## YOUR ASSIGNMENT
Output every line of the material exactly, omitting images.

## THE DATA

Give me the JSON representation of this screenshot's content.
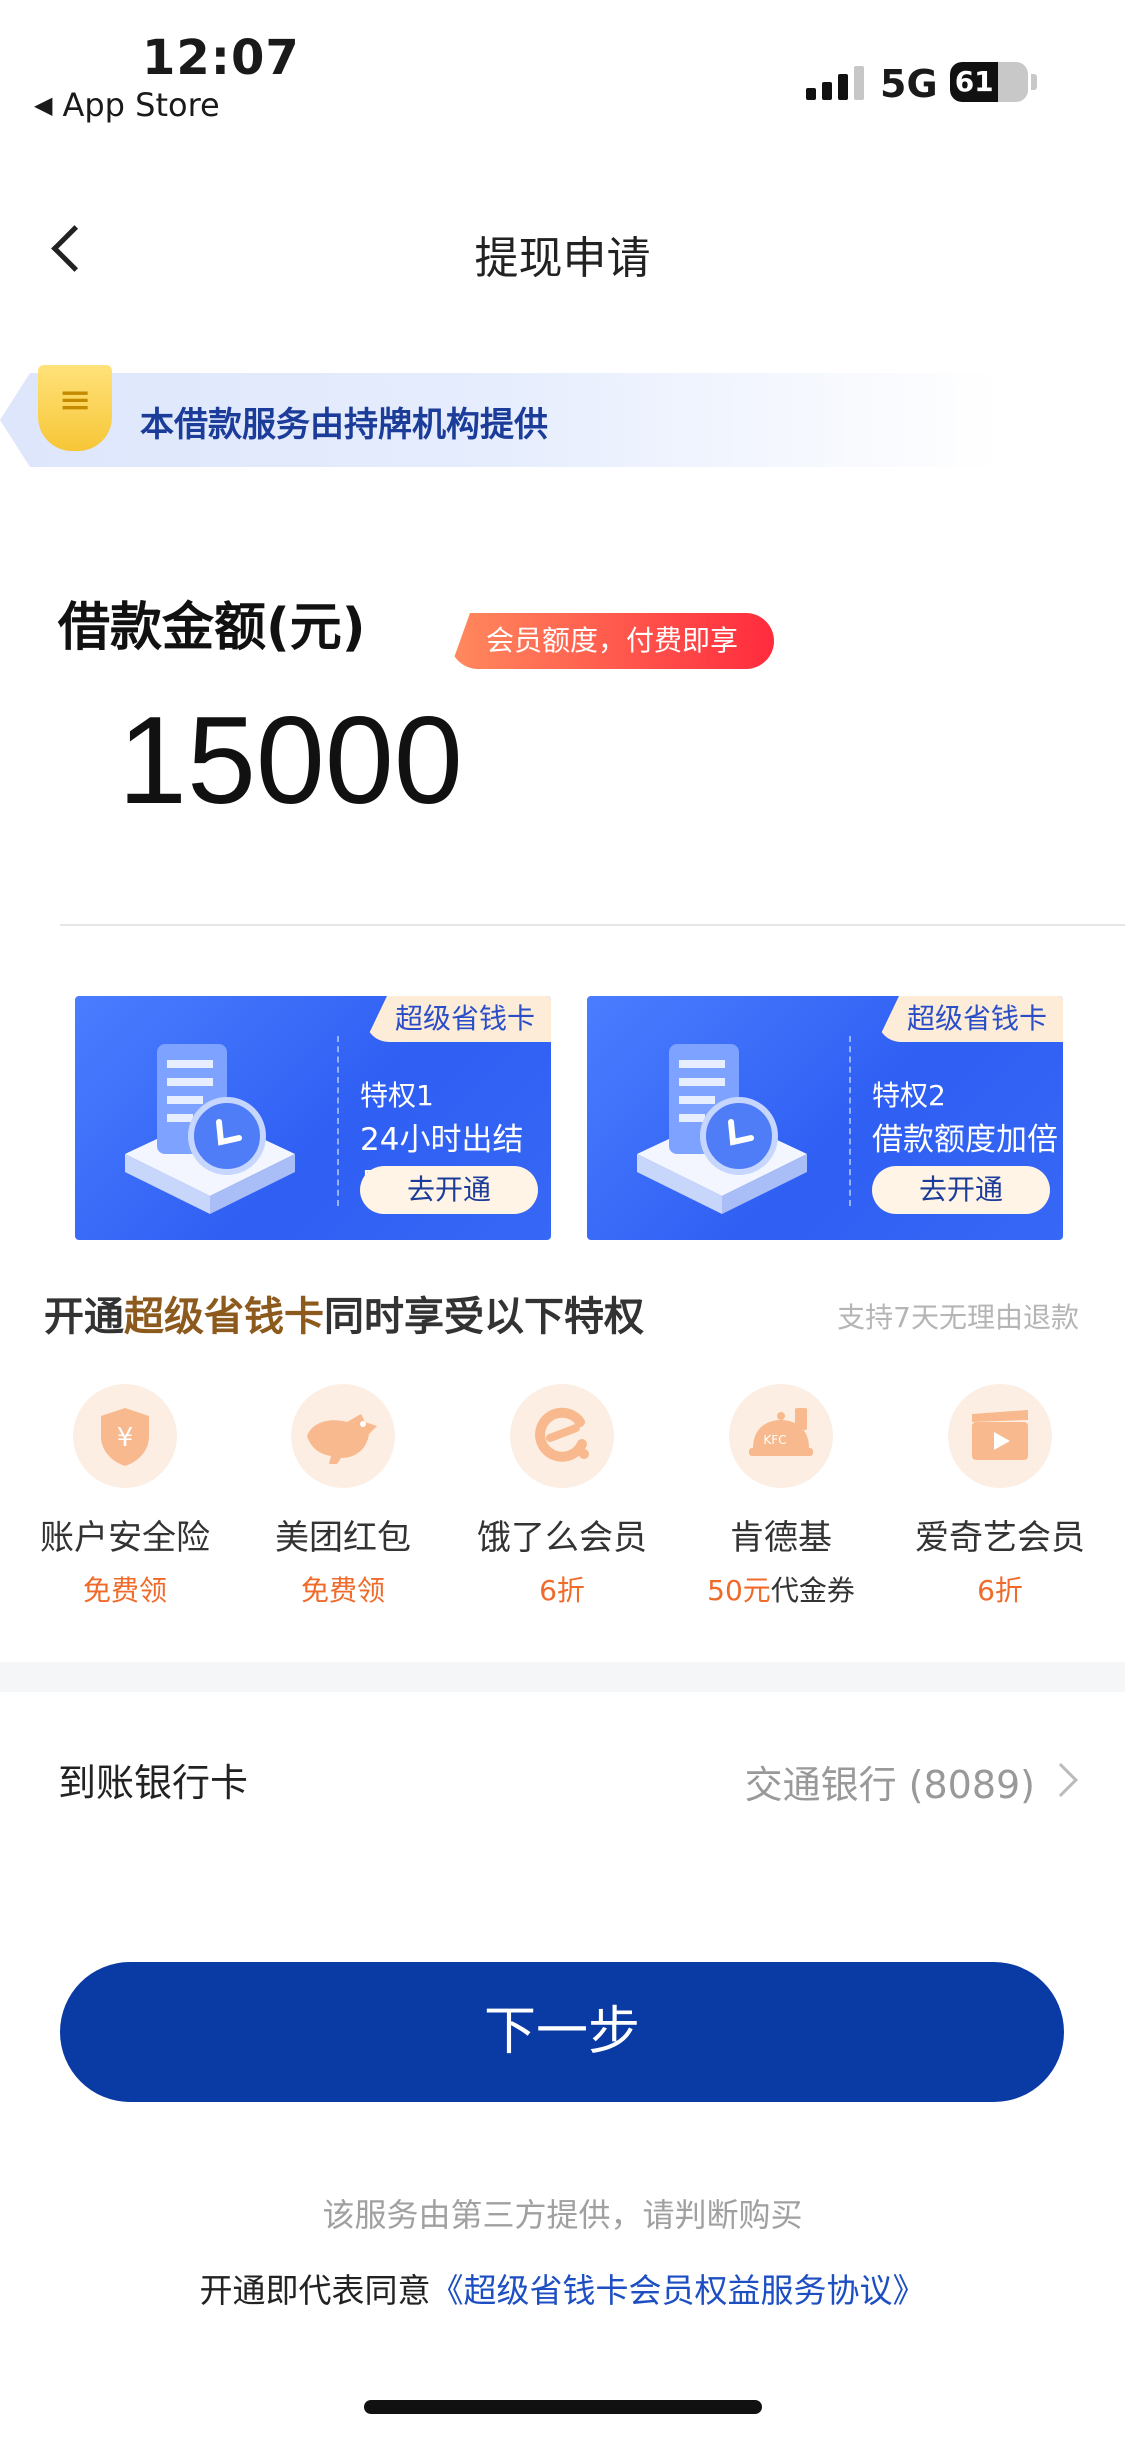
{
  "status_bar": {
    "time": "12:07",
    "back_app": "App Store",
    "network": "5G",
    "battery": "61",
    "battery_level": 0.61
  },
  "nav": {
    "title": "提现申请"
  },
  "license_banner": {
    "text": "本借款服务由持牌机构提供"
  },
  "amount": {
    "label": "借款金额(元)",
    "member_tag": "会员额度，付费即享",
    "value": "15000"
  },
  "cards": [
    {
      "tag": "超级省钱卡",
      "line1": "特权1",
      "line2": "24小时出结果",
      "button": "去开通"
    },
    {
      "tag": "超级省钱卡",
      "line1": "特权2",
      "line2": "借款额度加倍",
      "button": "去开通"
    }
  ],
  "privileges": {
    "title_prefix": "开通",
    "title_highlight": "超级省钱卡",
    "title_suffix": "同时享受以下特权",
    "note": "支持7天无理由退款",
    "items": [
      {
        "icon": "shield-yen-icon",
        "name": "账户安全险",
        "sub": "免费领",
        "sub_rest": ""
      },
      {
        "icon": "kangaroo-icon",
        "name": "美团红包",
        "sub": "免费领",
        "sub_rest": ""
      },
      {
        "icon": "eleme-icon",
        "name": "饿了么会员",
        "sub": "6折",
        "sub_rest": ""
      },
      {
        "icon": "kfc-icon",
        "name": "肯德基",
        "sub": "50元",
        "sub_rest": "代金券"
      },
      {
        "icon": "video-icon",
        "name": "爱奇艺会员",
        "sub": "6折",
        "sub_rest": ""
      }
    ]
  },
  "bank": {
    "label": "到账银行卡",
    "value": "交通银行 (8089)"
  },
  "next_button": "下一步",
  "footer": {
    "notice": "该服务由第三方提供，请判断购买",
    "agree_prefix": "开通即代表同意",
    "agreement": "《超级省钱卡会员权益服务协议》"
  },
  "colors": {
    "primary_button": "#0a3aa4",
    "card_blue": "#2f5ff3",
    "accent_orange": "#f06a2a",
    "highlight_brown": "#8c5a1c",
    "link_blue": "#1e4fc2"
  }
}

## EXERCISE SOLUTION
Give me the JSON representation of this screenshot's content.
{
  "status_bar": {
    "time": "12:07",
    "back_app": "App Store",
    "network": "5G",
    "battery": "61",
    "battery_level": 0.61
  },
  "nav": {
    "title": "提现申请"
  },
  "license_banner": {
    "text": "本借款服务由持牌机构提供"
  },
  "amount": {
    "label": "借款金额(元)",
    "member_tag": "会员额度，付费即享",
    "value": "15000"
  },
  "cards": [
    {
      "tag": "超级省钱卡",
      "line1": "特权1",
      "line2": "24小时出结果",
      "button": "去开通"
    },
    {
      "tag": "超级省钱卡",
      "line1": "特权2",
      "line2": "借款额度加倍",
      "button": "去开通"
    }
  ],
  "privileges": {
    "title_prefix": "开通",
    "title_highlight": "超级省钱卡",
    "title_suffix": "同时享受以下特权",
    "note": "支持7天无理由退款",
    "items": [
      {
        "icon": "shield-yen-icon",
        "name": "账户安全险",
        "sub": "免费领",
        "sub_rest": ""
      },
      {
        "icon": "kangaroo-icon",
        "name": "美团红包",
        "sub": "免费领",
        "sub_rest": ""
      },
      {
        "icon": "eleme-icon",
        "name": "饿了么会员",
        "sub": "6折",
        "sub_rest": ""
      },
      {
        "icon": "kfc-icon",
        "name": "肯德基",
        "sub": "50元",
        "sub_rest": "代金券"
      },
      {
        "icon": "video-icon",
        "name": "爱奇艺会员",
        "sub": "6折",
        "sub_rest": ""
      }
    ]
  },
  "bank": {
    "label": "到账银行卡",
    "value": "交通银行 (8089)"
  },
  "next_button": "下一步",
  "footer": {
    "notice": "该服务由第三方提供，请判断购买",
    "agree_prefix": "开通即代表同意",
    "agreement": "《超级省钱卡会员权益服务协议》"
  },
  "colors": {
    "primary_button": "#0a3aa4",
    "card_blue": "#2f5ff3",
    "accent_orange": "#f06a2a",
    "highlight_brown": "#8c5a1c",
    "link_blue": "#1e4fc2"
  }
}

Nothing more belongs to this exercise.